--- Supplied records Enclosed Below ---
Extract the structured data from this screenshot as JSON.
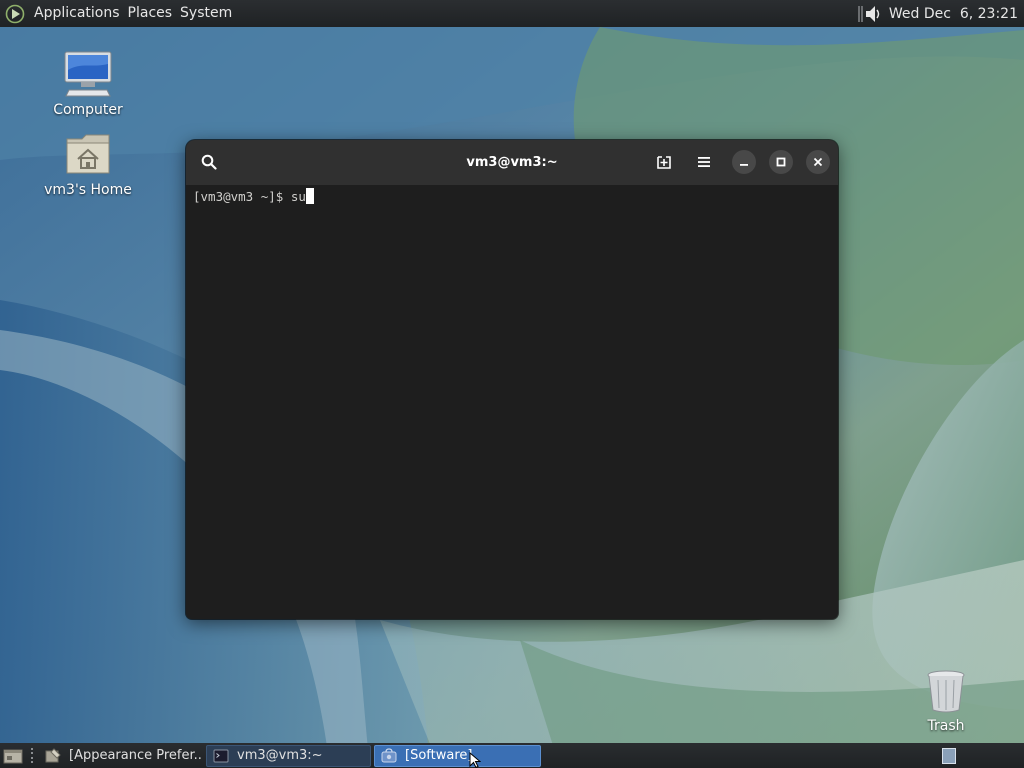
{
  "top_panel": {
    "menus": [
      "Applications",
      "Places",
      "System"
    ],
    "clock": "Wed Dec  6, 23:21",
    "icons": {
      "logo": "gnome-foot-icon",
      "volume": "speaker-icon"
    }
  },
  "desktop": {
    "icons": [
      {
        "label": "Computer",
        "icon": "computer-icon"
      },
      {
        "label": "vm3's Home",
        "icon": "home-folder-icon"
      },
      {
        "label": "Trash",
        "icon": "trash-icon"
      }
    ]
  },
  "terminal": {
    "title": "vm3@vm3:~",
    "prompt": "[vm3@vm3 ~]$ su",
    "buttons": [
      "search",
      "new-tab",
      "menu",
      "minimize",
      "maximize",
      "close"
    ]
  },
  "taskbar": {
    "tasks": [
      {
        "label": "[Appearance Prefer...",
        "state": "normal",
        "icon": "appearance-icon"
      },
      {
        "label": "vm3@vm3:~",
        "state": "inactive",
        "icon": "terminal-icon"
      },
      {
        "label": "[Software]",
        "state": "active",
        "icon": "software-icon"
      }
    ]
  },
  "colors": {
    "panel": "#1f2224",
    "terminal_bg": "#1e1e1e",
    "terminal_header": "#303030",
    "active_task": "#3a6fb4"
  }
}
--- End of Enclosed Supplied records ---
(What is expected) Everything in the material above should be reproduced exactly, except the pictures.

(Answer space)
Extract the structured data from this screenshot as JSON.
{
  "top_panel": {
    "menus": [
      "Applications",
      "Places",
      "System"
    ],
    "clock": "Wed Dec  6, 23:21",
    "icons": {
      "logo": "gnome-foot-icon",
      "volume": "speaker-icon"
    }
  },
  "desktop": {
    "icons": [
      {
        "label": "Computer",
        "icon": "computer-icon"
      },
      {
        "label": "vm3's Home",
        "icon": "home-folder-icon"
      },
      {
        "label": "Trash",
        "icon": "trash-icon"
      }
    ]
  },
  "terminal": {
    "title": "vm3@vm3:~",
    "prompt": "[vm3@vm3 ~]$ su",
    "buttons": [
      "search",
      "new-tab",
      "menu",
      "minimize",
      "maximize",
      "close"
    ]
  },
  "taskbar": {
    "tasks": [
      {
        "label": "[Appearance Prefer...",
        "state": "normal",
        "icon": "appearance-icon"
      },
      {
        "label": "vm3@vm3:~",
        "state": "inactive",
        "icon": "terminal-icon"
      },
      {
        "label": "[Software]",
        "state": "active",
        "icon": "software-icon"
      }
    ]
  },
  "colors": {
    "panel": "#1f2224",
    "terminal_bg": "#1e1e1e",
    "terminal_header": "#303030",
    "active_task": "#3a6fb4"
  }
}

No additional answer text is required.